I have finally solved a problem that has bugged me for months. How can I be insanely busy and still not do all the things I think I should be able to do? This question kept frustrating me because I’m super speedy at most of the things I do.
I crochet quickly and I type somewhere in the neighborhood of 120 wpm. I read like lightning– devouring entire books in mere hours or at most a few days. Turns out it isn’t a matter of how much time it takes me, it’s a matter of the energy it takes.
If memory serves me, physics addresses this particular problem. There is an equation that goes somewhat along the lines of:
Energy + Time = Velocity.
An easy way to understand this equation is to apply it to driving your car. If you wish to travel a set distance, the amount of gasoline required remains fairly constant, whether you travel that distance quickly or slowly. There is some wiggle room in there depending upon the efficiency of your car engine and the condition of the road surface. But the amount of gasoline remains equivalent for all practical purposes.

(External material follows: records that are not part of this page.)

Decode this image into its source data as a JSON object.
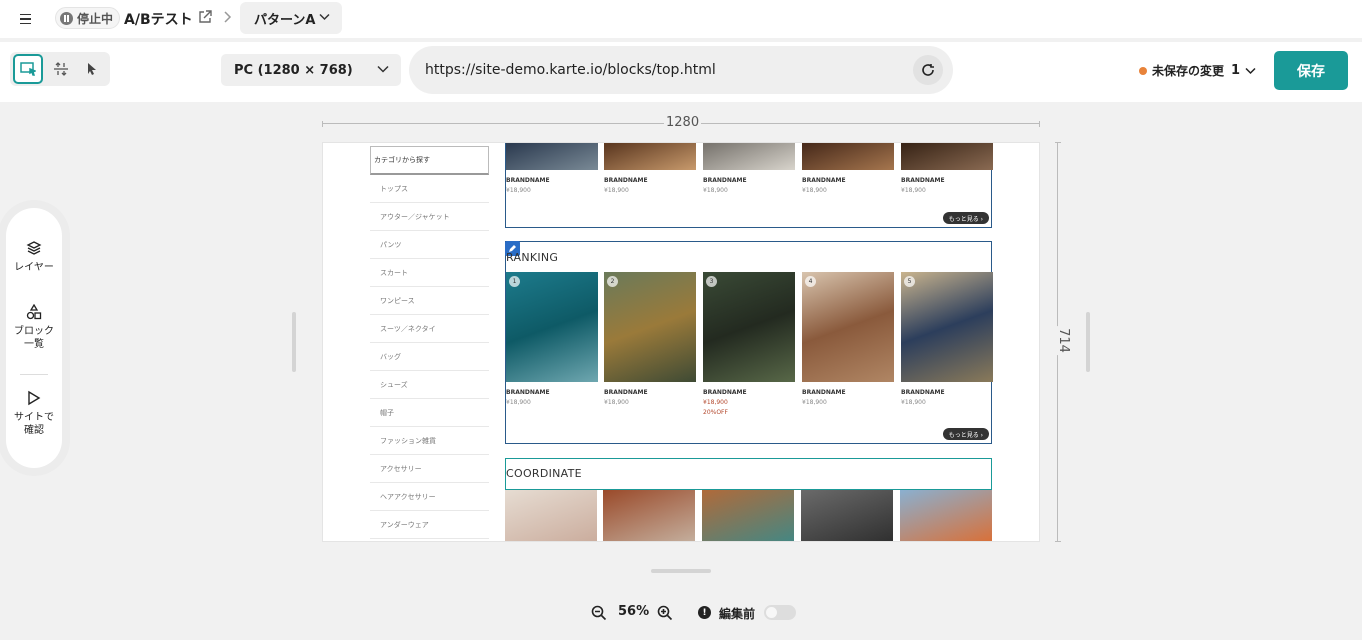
{
  "topbar": {
    "status": "停止中",
    "test_name": "A/Bテスト",
    "variant": "パターンA"
  },
  "toolbar": {
    "device": "PC (1280 × 768)",
    "url": "https://site-demo.karte.io/blocks/top.html",
    "unsaved_label": "未保存の変更",
    "unsaved_count": "1",
    "save_label": "保存"
  },
  "side_panel": {
    "layers": "レイヤー",
    "blocks_line1": "ブロック",
    "blocks_line2": "一覧",
    "preview_line1": "サイトで",
    "preview_line2": "確認"
  },
  "canvas": {
    "width_label": "1280",
    "height_label": "714"
  },
  "page": {
    "category_head": "カテゴリから探す",
    "categories": [
      "トップス",
      "アウター／ジャケット",
      "パンツ",
      "スカート",
      "ワンピース",
      "スーツ／ネクタイ",
      "バッグ",
      "シューズ",
      "帽子",
      "ファッション雑貨",
      "アクセサリー",
      "ヘアアクセサリー",
      "アンダーウェア"
    ],
    "more_label": "もっと見る ›",
    "top_products": [
      {
        "brand": "BRANDNAME",
        "price": "¥18,900"
      },
      {
        "brand": "BRANDNAME",
        "price": "¥18,900"
      },
      {
        "brand": "BRANDNAME",
        "price": "¥18,900"
      },
      {
        "brand": "BRANDNAME",
        "price": "¥18,900"
      },
      {
        "brand": "BRANDNAME",
        "price": "¥18,900"
      }
    ],
    "ranking_title": "RANKING",
    "ranking_products": [
      {
        "rank": "1",
        "brand": "BRANDNAME",
        "price": "¥18,900",
        "off": ""
      },
      {
        "rank": "2",
        "brand": "BRANDNAME",
        "price": "¥18,900",
        "off": ""
      },
      {
        "rank": "3",
        "brand": "BRANDNAME",
        "price": "¥18,900",
        "off": "20%OFF"
      },
      {
        "rank": "4",
        "brand": "BRANDNAME",
        "price": "¥18,900",
        "off": ""
      },
      {
        "rank": "5",
        "brand": "BRANDNAME",
        "price": "¥18,900",
        "off": ""
      }
    ],
    "coordinate_title": "COORDINATE"
  },
  "bottom": {
    "zoom": "56%",
    "edit_state": "編集前"
  },
  "colors": {
    "accent": "#1a9a98",
    "selected_block": "#2a5a8a",
    "unsaved_dot": "#e8833a",
    "sale": "#b3482d"
  }
}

In the equation Energy is a constant. The variables are Time and Velocity. For my purposes Velocity represents the Amount of Work I can finish.
Turns out the problem isn’t I’m running out of Time, I’m running out of Energy. And of course, less energy = more time needed to complete the tasks on my To-Do list. The real trick is how do I harness more energy? The answer is…no one can.
Time management and good self-care can certainly maximize how the energy is put to use. But in the end there is only a finite amount of energy available to me on a daily basis.
Recently there have been lots of new opportunities opening up in my life. I have started designing crochet patterns and selling my art and fiber creations. Opportunities for teaching hand health/healthy crafting and crochet are popping up. But since I am dealing with a finite amount of energy, I need to shift things around to make more room (and energy) for the new.
So I’ve finally bowed to the wisdom of the ages and the science of physics. I’ve reached a decision that I’ve been seriously wrestling with the past four months.
At the end of April I am retiring as a massage therapist. It is a scary thought. In many ways I have identified myself with that profession for over 11 years (more if I count the years I was in training).
As much as I love working with clients and helping them to feel better, the thing I love most is educating them on how to care for themselves so they aren’t back on my table in knots too quickly. I will eventually continue my role as an educator with my writing and teaching classes on those subjects.
Like all changes in our lives this one promises to have its ups and downs. But I am really looking forward to having more energy to devote to my family and my creative work.